# Work to be completed:
Write the data out again exactly, with every picture removed.

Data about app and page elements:

"""

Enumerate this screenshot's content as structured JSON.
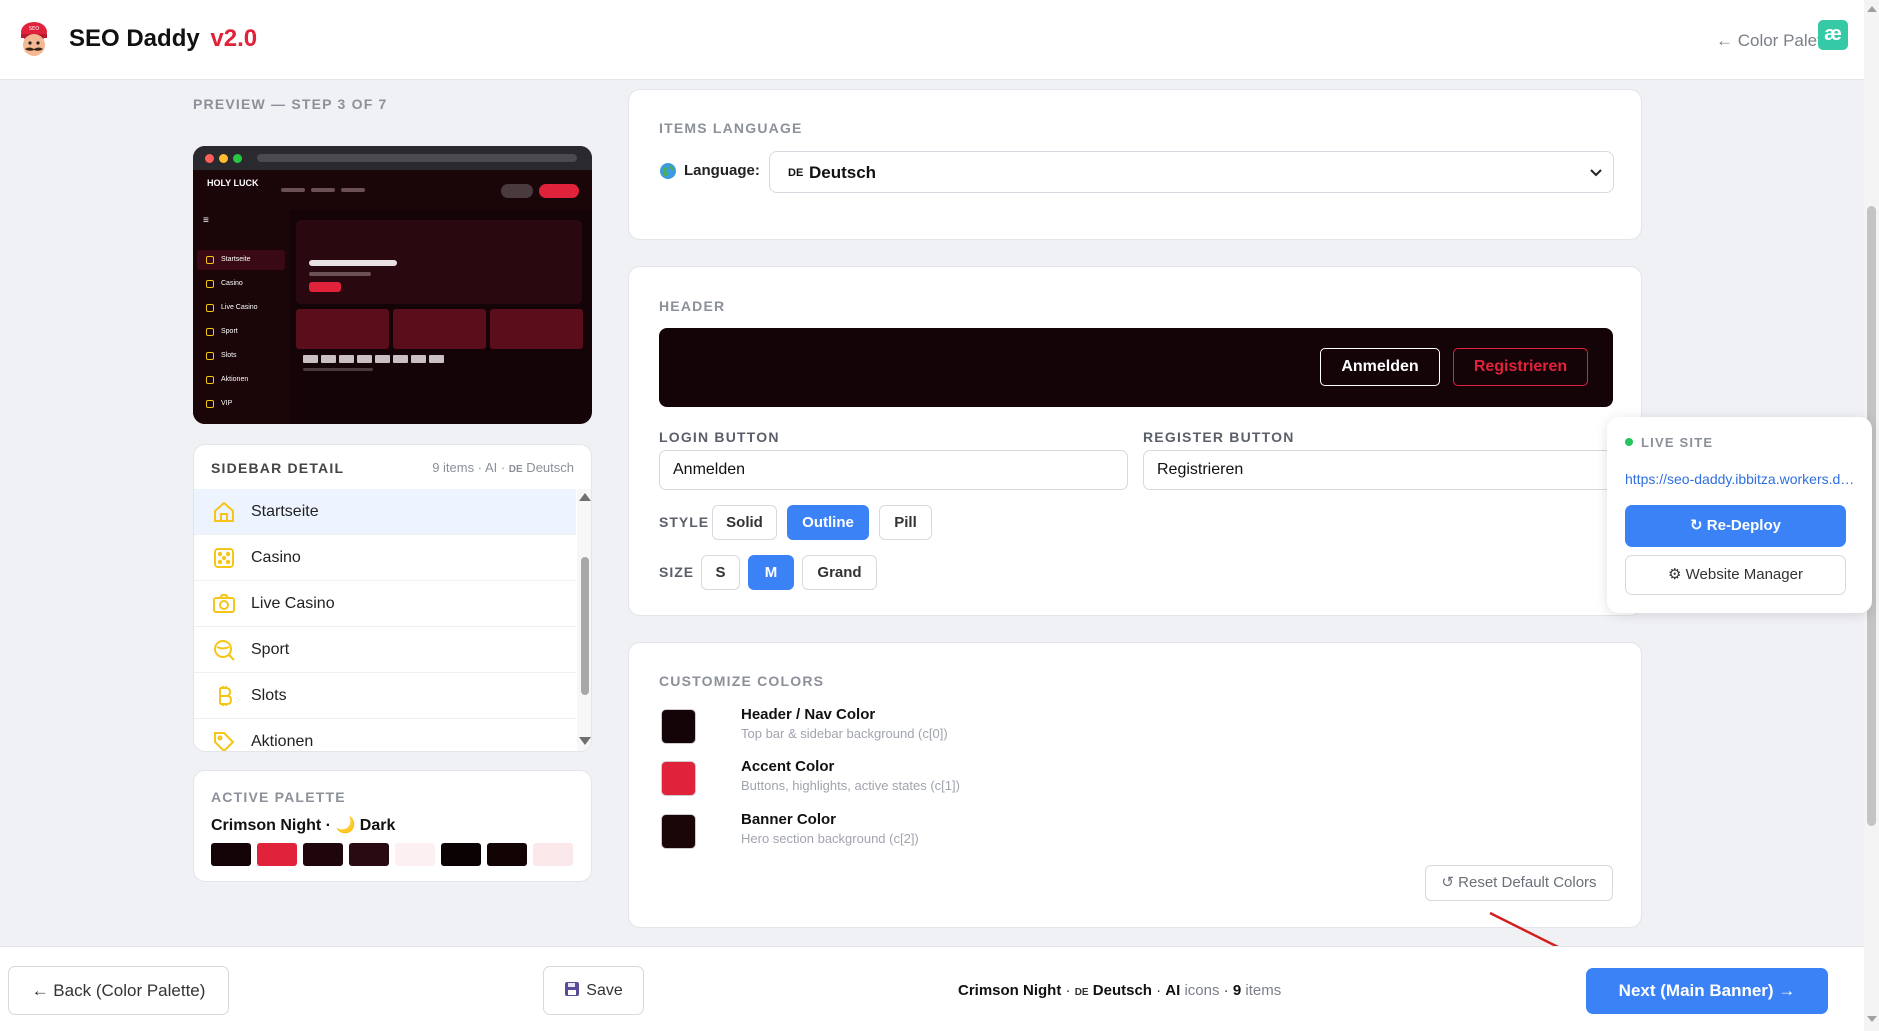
{
  "app": {
    "name": "SEO Daddy",
    "version": "v2.0",
    "back_link": "← Color Palette",
    "badge": "æ"
  },
  "preview": {
    "label": "PREVIEW — STEP 3 OF 7",
    "mock_logo": "HOLY LUCK",
    "mock_items": [
      "Startseite",
      "Casino",
      "Live Casino",
      "Sport",
      "Slots",
      "Aktionen",
      "VIP"
    ]
  },
  "sidebar_detail": {
    "title": "SIDEBAR DETAIL",
    "meta_prefix": "9 items · AI · ",
    "meta_lang_code": "DE",
    "meta_lang": " Deutsch",
    "items": [
      {
        "label": "Startseite",
        "icon": "home-icon"
      },
      {
        "label": "Casino",
        "icon": "dice-icon"
      },
      {
        "label": "Live Casino",
        "icon": "camera-icon"
      },
      {
        "label": "Sport",
        "icon": "sport-icon"
      },
      {
        "label": "Slots",
        "icon": "bitcoin-icon"
      },
      {
        "label": "Aktionen",
        "icon": "tag-icon"
      }
    ]
  },
  "active_palette": {
    "title": "ACTIVE PALETTE",
    "name": "Crimson Night · 🌙 Dark",
    "swatches": [
      "#140408",
      "#e0223a",
      "#1f060c",
      "#2a0a12",
      "#fdf0f2",
      "#0a0203",
      "#120305",
      "#fbe8eb"
    ]
  },
  "items_language": {
    "title": "ITEMS LANGUAGE",
    "label": "Language:",
    "selected_code": "DE",
    "selected": "Deutsch"
  },
  "header": {
    "title": "HEADER",
    "preview_login": "Anmelden",
    "preview_register": "Registrieren",
    "login_label": "LOGIN BUTTON",
    "login_value": "Anmelden",
    "register_label": "REGISTER BUTTON",
    "register_value": "Registrieren",
    "style_label": "STYLE",
    "style_options": [
      "Solid",
      "Outline",
      "Pill"
    ],
    "style_selected": "Outline",
    "size_label": "SIZE",
    "size_options": [
      "S",
      "M",
      "Grand"
    ],
    "size_selected": "M"
  },
  "customize_colors": {
    "title": "CUSTOMIZE COLORS",
    "rows": [
      {
        "name": "Header / Nav Color",
        "desc": "Top bar & sidebar background (c[0])",
        "color": "#140408"
      },
      {
        "name": "Accent Color",
        "desc": "Buttons, highlights, active states (c[1])",
        "color": "#e0223a"
      },
      {
        "name": "Banner Color",
        "desc": "Hero section background (c[2])",
        "color": "#1a0509"
      }
    ],
    "reset_label": "↺ Reset Default Colors"
  },
  "live_site": {
    "title": "LIVE SITE",
    "url": "https://seo-daddy.ibbitza.workers.dev",
    "redeploy_label": "↻ Re-Deploy",
    "manager_label": "⚙ Website Manager"
  },
  "footer": {
    "back_label": "← Back (Color Palette)",
    "save_label": "Save",
    "summary_palette": "Crimson Night",
    "summary_lang_code": "DE",
    "summary_lang": "Deutsch",
    "summary_ai": "AI",
    "summary_icons": "icons",
    "summary_count": "9",
    "summary_items": "items",
    "next_label": "Next (Main Banner) →"
  }
}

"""

# Solution:
Enumerate this screenshot's content as structured JSON.
{
  "app": {
    "name": "SEO Daddy",
    "version": "v2.0",
    "back_link": "← Color Palette",
    "badge": "æ"
  },
  "preview": {
    "label": "PREVIEW — STEP 3 OF 7",
    "mock_logo": "HOLY LUCK",
    "mock_items": [
      "Startseite",
      "Casino",
      "Live Casino",
      "Sport",
      "Slots",
      "Aktionen",
      "VIP"
    ]
  },
  "sidebar_detail": {
    "title": "SIDEBAR DETAIL",
    "meta_prefix": "9 items · AI · ",
    "meta_lang_code": "DE",
    "meta_lang": " Deutsch",
    "items": [
      {
        "label": "Startseite",
        "icon": "home-icon"
      },
      {
        "label": "Casino",
        "icon": "dice-icon"
      },
      {
        "label": "Live Casino",
        "icon": "camera-icon"
      },
      {
        "label": "Sport",
        "icon": "sport-icon"
      },
      {
        "label": "Slots",
        "icon": "bitcoin-icon"
      },
      {
        "label": "Aktionen",
        "icon": "tag-icon"
      }
    ]
  },
  "active_palette": {
    "title": "ACTIVE PALETTE",
    "name": "Crimson Night · 🌙 Dark",
    "swatches": [
      "#140408",
      "#e0223a",
      "#1f060c",
      "#2a0a12",
      "#fdf0f2",
      "#0a0203",
      "#120305",
      "#fbe8eb"
    ]
  },
  "items_language": {
    "title": "ITEMS LANGUAGE",
    "label": "Language:",
    "selected_code": "DE",
    "selected": "Deutsch"
  },
  "header": {
    "title": "HEADER",
    "preview_login": "Anmelden",
    "preview_register": "Registrieren",
    "login_label": "LOGIN BUTTON",
    "login_value": "Anmelden",
    "register_label": "REGISTER BUTTON",
    "register_value": "Registrieren",
    "style_label": "STYLE",
    "style_options": [
      "Solid",
      "Outline",
      "Pill"
    ],
    "style_selected": "Outline",
    "size_label": "SIZE",
    "size_options": [
      "S",
      "M",
      "Grand"
    ],
    "size_selected": "M"
  },
  "customize_colors": {
    "title": "CUSTOMIZE COLORS",
    "rows": [
      {
        "name": "Header / Nav Color",
        "desc": "Top bar & sidebar background (c[0])",
        "color": "#140408"
      },
      {
        "name": "Accent Color",
        "desc": "Buttons, highlights, active states (c[1])",
        "color": "#e0223a"
      },
      {
        "name": "Banner Color",
        "desc": "Hero section background (c[2])",
        "color": "#1a0509"
      }
    ],
    "reset_label": "↺ Reset Default Colors"
  },
  "live_site": {
    "title": "LIVE SITE",
    "url": "https://seo-daddy.ibbitza.workers.dev",
    "redeploy_label": "↻ Re-Deploy",
    "manager_label": "⚙ Website Manager"
  },
  "footer": {
    "back_label": "← Back (Color Palette)",
    "save_label": "Save",
    "summary_palette": "Crimson Night",
    "summary_lang_code": "DE",
    "summary_lang": "Deutsch",
    "summary_ai": "AI",
    "summary_icons": "icons",
    "summary_count": "9",
    "summary_items": "items",
    "next_label": "Next (Main Banner) →"
  }
}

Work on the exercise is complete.